Have you ever visited a foreign country that immediately felt like ‘home’ to you? Of course, the scenery, cultural customs, accents and food are all different than what you know. But, instead, you experience a strange stirring of familiarity and comfort. I felt that way during my Scottish Highlands travel experience last month – with the added benefit of sensing that time had slowed down for just a few days.
I was invited by VisitScotland as part of their Year of Natural Scotland 2013 celebration, which highlights the diversity of natural wonders, green accommodations, and outdoor activities that this nation offers visitors each year. In other words, there’s a lot more to Scotland than touring Edinburgh and Loch Ness…and I’m not just talking about trying whiskeys and haggis, which is really tasty by the way!
In addition to meeting a wide range of Green Tourism Business Scheme eco-certified accommodation managers and guiding companies (some of which will be featured in our green vacation collection in the coming months), I had the pleasure of taking a wonderful, four-day tour From Glasgow to Inverness By Any Means hosted by Macs Adventure.
Our small group of six tourism professionals from all over the world (e.g. Austria, Egypt, Spain, Sweden, U.S.) plus our affable South African-born, now Scottish, lead guide, Neil, set off for four days of walking, biking, boating, sea kayaking, hiking and even flying on a hydroplane all with the aim of discovering a lovely part of the Scottish Highlands from a different vantage point.

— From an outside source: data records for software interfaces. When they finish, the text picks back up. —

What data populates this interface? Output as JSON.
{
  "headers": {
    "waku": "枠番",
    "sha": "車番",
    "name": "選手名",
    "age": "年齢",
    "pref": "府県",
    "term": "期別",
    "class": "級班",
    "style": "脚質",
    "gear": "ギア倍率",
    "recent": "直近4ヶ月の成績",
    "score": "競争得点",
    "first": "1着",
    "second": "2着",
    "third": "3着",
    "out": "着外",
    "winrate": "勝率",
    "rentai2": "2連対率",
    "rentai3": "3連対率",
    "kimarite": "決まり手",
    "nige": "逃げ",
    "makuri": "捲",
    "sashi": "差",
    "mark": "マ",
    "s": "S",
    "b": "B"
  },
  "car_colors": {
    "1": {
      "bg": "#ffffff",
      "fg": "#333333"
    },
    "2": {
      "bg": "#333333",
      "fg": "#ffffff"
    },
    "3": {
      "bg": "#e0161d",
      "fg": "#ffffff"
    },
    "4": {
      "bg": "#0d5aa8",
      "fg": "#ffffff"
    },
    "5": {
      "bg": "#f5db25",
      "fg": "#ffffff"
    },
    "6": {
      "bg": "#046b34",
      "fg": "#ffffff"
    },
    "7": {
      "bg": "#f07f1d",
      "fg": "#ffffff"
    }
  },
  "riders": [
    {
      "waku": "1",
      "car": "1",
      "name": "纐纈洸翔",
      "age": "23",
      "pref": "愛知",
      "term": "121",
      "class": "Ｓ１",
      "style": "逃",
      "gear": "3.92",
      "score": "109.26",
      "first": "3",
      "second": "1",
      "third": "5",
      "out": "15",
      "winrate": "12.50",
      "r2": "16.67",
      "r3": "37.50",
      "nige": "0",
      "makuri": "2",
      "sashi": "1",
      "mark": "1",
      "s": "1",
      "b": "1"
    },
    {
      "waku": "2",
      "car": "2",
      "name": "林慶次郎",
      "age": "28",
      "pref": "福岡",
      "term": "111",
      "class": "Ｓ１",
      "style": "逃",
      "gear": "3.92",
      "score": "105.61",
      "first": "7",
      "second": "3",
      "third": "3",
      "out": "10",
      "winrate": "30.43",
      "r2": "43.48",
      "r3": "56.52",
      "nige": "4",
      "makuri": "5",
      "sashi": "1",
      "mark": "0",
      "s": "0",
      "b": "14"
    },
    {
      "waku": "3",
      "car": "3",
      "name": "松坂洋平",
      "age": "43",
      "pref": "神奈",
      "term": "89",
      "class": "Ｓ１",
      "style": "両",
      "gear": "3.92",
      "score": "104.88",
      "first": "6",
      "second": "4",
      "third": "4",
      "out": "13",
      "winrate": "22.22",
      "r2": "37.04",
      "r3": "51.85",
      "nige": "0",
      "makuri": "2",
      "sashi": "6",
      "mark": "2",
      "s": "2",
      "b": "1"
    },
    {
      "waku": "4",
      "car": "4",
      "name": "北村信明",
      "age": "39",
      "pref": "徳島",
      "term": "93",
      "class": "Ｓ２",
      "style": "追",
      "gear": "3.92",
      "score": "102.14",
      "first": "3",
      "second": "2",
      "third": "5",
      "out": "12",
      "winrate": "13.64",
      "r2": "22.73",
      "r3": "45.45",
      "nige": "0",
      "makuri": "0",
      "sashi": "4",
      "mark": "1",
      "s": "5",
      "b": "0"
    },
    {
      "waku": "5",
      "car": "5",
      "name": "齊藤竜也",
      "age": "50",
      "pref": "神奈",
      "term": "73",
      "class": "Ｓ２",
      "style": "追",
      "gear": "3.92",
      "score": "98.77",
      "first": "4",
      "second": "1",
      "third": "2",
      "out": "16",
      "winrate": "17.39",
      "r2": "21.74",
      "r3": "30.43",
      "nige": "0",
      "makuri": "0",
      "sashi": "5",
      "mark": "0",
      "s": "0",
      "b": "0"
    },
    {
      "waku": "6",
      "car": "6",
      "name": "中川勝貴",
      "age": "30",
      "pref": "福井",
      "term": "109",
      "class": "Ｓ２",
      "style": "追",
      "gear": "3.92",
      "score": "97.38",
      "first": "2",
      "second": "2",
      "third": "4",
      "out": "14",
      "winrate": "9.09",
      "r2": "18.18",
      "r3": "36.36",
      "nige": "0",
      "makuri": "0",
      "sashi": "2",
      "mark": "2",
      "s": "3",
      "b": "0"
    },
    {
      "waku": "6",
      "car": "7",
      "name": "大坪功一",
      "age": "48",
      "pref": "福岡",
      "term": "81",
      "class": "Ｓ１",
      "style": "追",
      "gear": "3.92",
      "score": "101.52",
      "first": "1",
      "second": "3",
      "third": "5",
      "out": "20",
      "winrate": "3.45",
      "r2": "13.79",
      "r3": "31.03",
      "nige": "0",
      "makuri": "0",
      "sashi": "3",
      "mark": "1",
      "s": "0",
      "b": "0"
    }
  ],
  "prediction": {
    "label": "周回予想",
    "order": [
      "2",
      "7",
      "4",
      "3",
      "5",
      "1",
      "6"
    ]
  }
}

We were busy, but not harried by the schedule. Instead, I felt as though there was time to take in the sounds and colors of Scotland (there are many more colors than the traditional green) as well as time to think and appreciate the spectacle of wildlife and the friendly nature of the Scottish people.
Scottish Highlands Travel Experience Highlights
There were many high points of the trip, but I’ve noted below my most favorite bits for you to consider as you plan your next trip to Scotland:
- Hydroplane ride from Glasgow to Loch Lomond: If the weather is on your side, this is the best way to grasp the beauty the Scottish West Coast landscape with its lochs, isles, castles, villages, and mountains. I was lucky enough to sit up front as the “co-captain” who wasn’t responsible for anything but taking in the views. A short 40 minutes later, we landed on Loch Lomond next to the historic Drovers Inn, which is a comfortable stop-off point with décor that’s a taxidermist’s dream including a grizzly bear, a two-headed lamb and other animals in action alongside an informal restaurant.
- Hiking / Walking Trails: Whether it’s the West Highland Way, which we took from the Drovers Inn to Crianlarich, or the South Loss Ness Trail, there are a number of connected, scenic, well-marked and well-maintained trails throughout Scotland – many of which you can embark on a self-guided walking or biking tour of your own (with the bonus of having your luggage transported for you each day).
- Biking the Caledonian Canal (along with the Great Glen Cycleway) to Loch Ness: This was a wonderful day-long ride that intermediate bikers will surely enjoy. The scenic trail, which runs 40 miles from Fort William to Fort Augustus, goes by villages with plenty of rolling hills and scenic overlooks along the way. However, if you are looking for more of a challenge, there are mountain biking trails that will get your adrenaline flowing too.
- Green Accommodations: Scotland has a variety of high-quality, eco-certified accommodation options including Glenuig Inn at the Sound of Arisaig on the west coast. This Green Tourism Business Scheme Gold Certified inn (which will be featured in another blog post) offers guided sea kayaking and hiking trips as well as vegetarian / vegan / non-dairy / nut-free dining options for breakfast, lunch, and dinner. However, it was the attention to energy-efficient upgrades and the use of renewable resources toward the aim of doing better for the environment as well as for the bottom line that was intriguing – even to Prince Albert of Monaco who had visited Glenuig Inn just 10 days earlier specifically to find out more about the inn’s sustainable operations.
With its excellent train systems, walking and biking trails, wildlife, natural wonders, comfortable accommodations, locally-sourced dining options and of course historic sites, we are very excited at the prospect of offering new trips to Scotland.
Photo credit: Group Hydroplane Photo and Highlands Aerial Photo by Stefan Krantz